- TASK
How many lines below contain the word "name"? Give only the number.

(Dataset items)
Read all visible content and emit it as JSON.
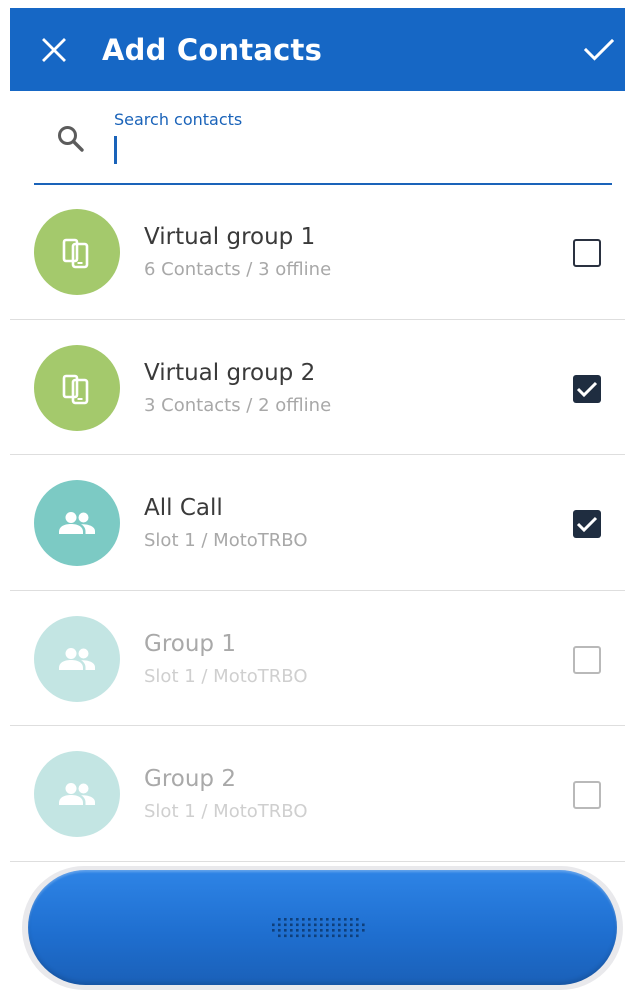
{
  "header": {
    "title": "Add Contacts",
    "close_icon": "close-icon",
    "done_icon": "check-icon"
  },
  "search": {
    "label": "Search contacts",
    "value": "",
    "icon": "search-icon"
  },
  "colors": {
    "appbar": "#1667c5",
    "accent": "#1a63b9",
    "virtual_group_avatar": "#a4c96c",
    "talkgroup_avatar": "#7ccac4",
    "talkgroup_avatar_disabled": "#c3e5e3",
    "checkbox_checked": "#1f2d40",
    "ptt_button": "#2276d8"
  },
  "contacts": [
    {
      "name": "Virtual group 1",
      "detail": "6 Contacts / 3 offline",
      "icon": "phone-group-icon",
      "checked": false,
      "enabled": true
    },
    {
      "name": "Virtual group 2",
      "detail": "3 Contacts / 2 offline",
      "icon": "phone-group-icon",
      "checked": true,
      "enabled": true
    },
    {
      "name": "All Call",
      "detail": "Slot 1 / MotoTRBO",
      "icon": "people-icon",
      "checked": true,
      "enabled": true
    },
    {
      "name": "Group 1",
      "detail": "Slot 1 / MotoTRBO",
      "icon": "people-icon",
      "checked": false,
      "enabled": false
    },
    {
      "name": "Group 2",
      "detail": "Slot 1 / MotoTRBO",
      "icon": "people-icon",
      "checked": false,
      "enabled": false
    }
  ],
  "ptt": {
    "icon": "speaker-grille-icon"
  }
}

- WRITTEN ANSWER
5